- **DATA SUPPLIED**:
= Beginning of Section =

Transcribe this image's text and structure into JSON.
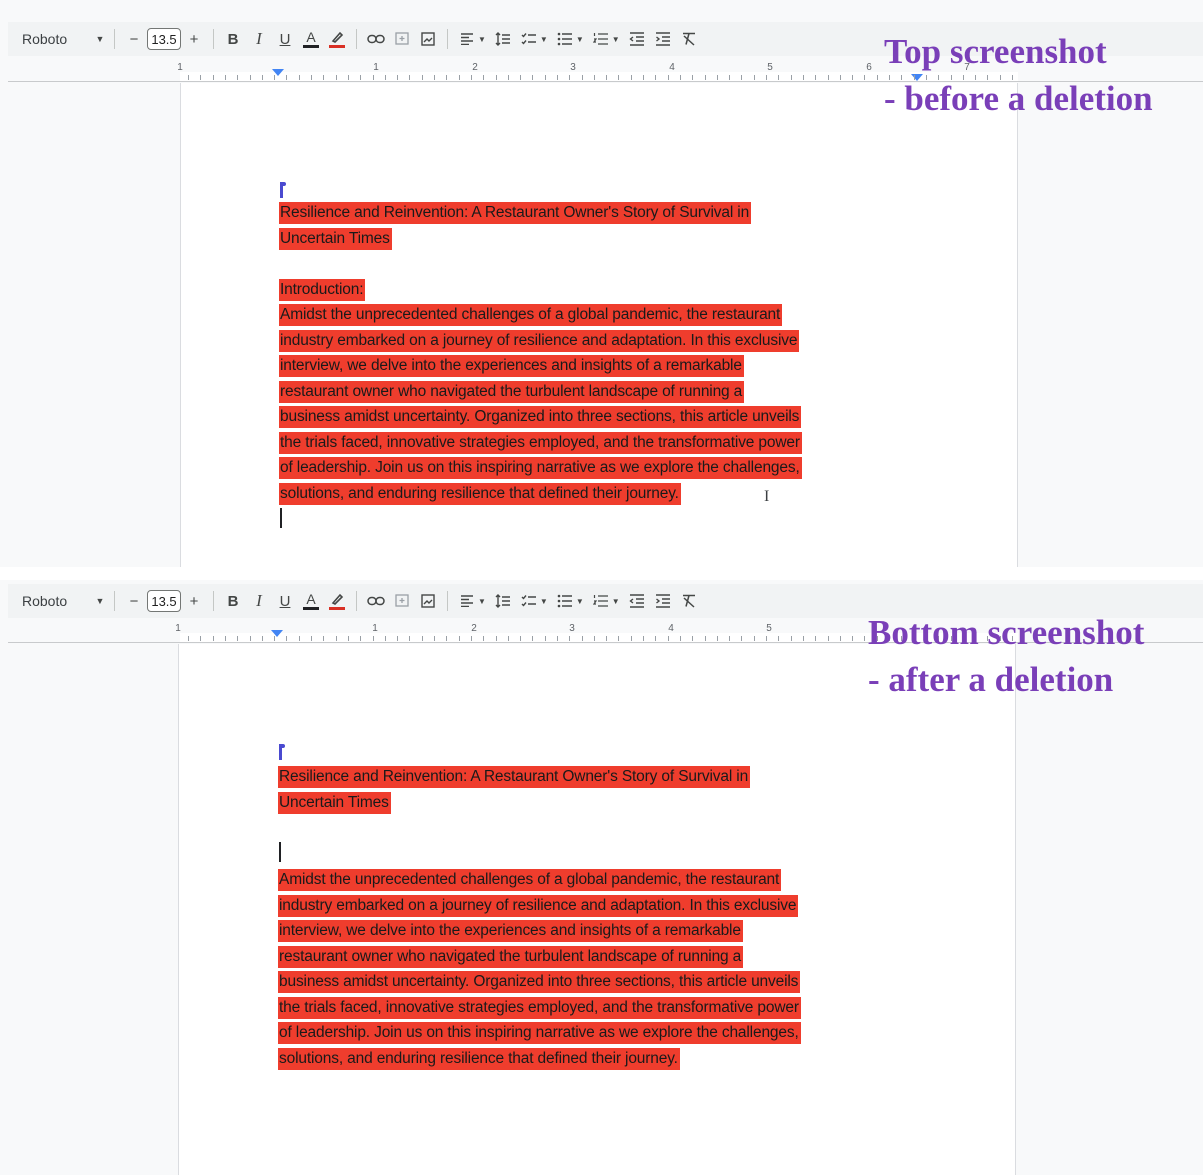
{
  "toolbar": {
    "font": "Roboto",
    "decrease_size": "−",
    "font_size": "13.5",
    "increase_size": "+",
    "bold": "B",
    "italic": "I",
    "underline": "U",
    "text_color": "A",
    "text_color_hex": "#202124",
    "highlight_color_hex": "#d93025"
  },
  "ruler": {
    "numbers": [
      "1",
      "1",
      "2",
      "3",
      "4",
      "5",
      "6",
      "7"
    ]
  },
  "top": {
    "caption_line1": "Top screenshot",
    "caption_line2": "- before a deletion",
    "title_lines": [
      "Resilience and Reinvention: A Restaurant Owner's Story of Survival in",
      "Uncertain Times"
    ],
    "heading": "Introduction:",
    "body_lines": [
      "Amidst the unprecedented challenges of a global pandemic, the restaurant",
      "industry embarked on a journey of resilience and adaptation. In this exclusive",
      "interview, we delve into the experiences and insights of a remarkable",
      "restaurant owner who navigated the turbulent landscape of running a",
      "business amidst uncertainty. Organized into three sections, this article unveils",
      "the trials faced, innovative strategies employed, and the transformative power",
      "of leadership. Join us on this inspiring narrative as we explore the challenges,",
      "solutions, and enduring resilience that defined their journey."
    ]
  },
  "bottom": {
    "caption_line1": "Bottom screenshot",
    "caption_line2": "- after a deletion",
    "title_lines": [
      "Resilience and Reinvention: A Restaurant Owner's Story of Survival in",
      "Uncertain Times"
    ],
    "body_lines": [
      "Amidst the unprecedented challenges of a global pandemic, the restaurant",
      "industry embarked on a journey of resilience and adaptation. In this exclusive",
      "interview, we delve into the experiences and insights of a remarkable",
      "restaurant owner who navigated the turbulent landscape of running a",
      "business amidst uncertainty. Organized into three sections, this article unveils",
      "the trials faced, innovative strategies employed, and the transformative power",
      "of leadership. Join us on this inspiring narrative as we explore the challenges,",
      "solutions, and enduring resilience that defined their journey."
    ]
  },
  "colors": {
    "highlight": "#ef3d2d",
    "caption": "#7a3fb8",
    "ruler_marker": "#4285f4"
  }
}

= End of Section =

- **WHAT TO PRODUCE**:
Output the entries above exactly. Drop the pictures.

- **RESPONSE BOX**:
Transcribe this image's text and structure into JSON.
{
  "toolbar": {
    "font": "Roboto",
    "decrease_size": "−",
    "font_size": "13.5",
    "increase_size": "+",
    "bold": "B",
    "italic": "I",
    "underline": "U",
    "text_color": "A",
    "text_color_hex": "#202124",
    "highlight_color_hex": "#d93025"
  },
  "ruler": {
    "numbers": [
      "1",
      "1",
      "2",
      "3",
      "4",
      "5",
      "6",
      "7"
    ]
  },
  "top": {
    "caption_line1": "Top screenshot",
    "caption_line2": "- before a deletion",
    "title_lines": [
      "Resilience and Reinvention: A Restaurant Owner's Story of Survival in",
      "Uncertain Times"
    ],
    "heading": "Introduction:",
    "body_lines": [
      "Amidst the unprecedented challenges of a global pandemic, the restaurant",
      "industry embarked on a journey of resilience and adaptation. In this exclusive",
      "interview, we delve into the experiences and insights of a remarkable",
      "restaurant owner who navigated the turbulent landscape of running a",
      "business amidst uncertainty. Organized into three sections, this article unveils",
      "the trials faced, innovative strategies employed, and the transformative power",
      "of leadership. Join us on this inspiring narrative as we explore the challenges,",
      "solutions, and enduring resilience that defined their journey."
    ]
  },
  "bottom": {
    "caption_line1": "Bottom screenshot",
    "caption_line2": "- after a deletion",
    "title_lines": [
      "Resilience and Reinvention: A Restaurant Owner's Story of Survival in",
      "Uncertain Times"
    ],
    "body_lines": [
      "Amidst the unprecedented challenges of a global pandemic, the restaurant",
      "industry embarked on a journey of resilience and adaptation. In this exclusive",
      "interview, we delve into the experiences and insights of a remarkable",
      "restaurant owner who navigated the turbulent landscape of running a",
      "business amidst uncertainty. Organized into three sections, this article unveils",
      "the trials faced, innovative strategies employed, and the transformative power",
      "of leadership. Join us on this inspiring narrative as we explore the challenges,",
      "solutions, and enduring resilience that defined their journey."
    ]
  },
  "colors": {
    "highlight": "#ef3d2d",
    "caption": "#7a3fb8",
    "ruler_marker": "#4285f4"
  }
}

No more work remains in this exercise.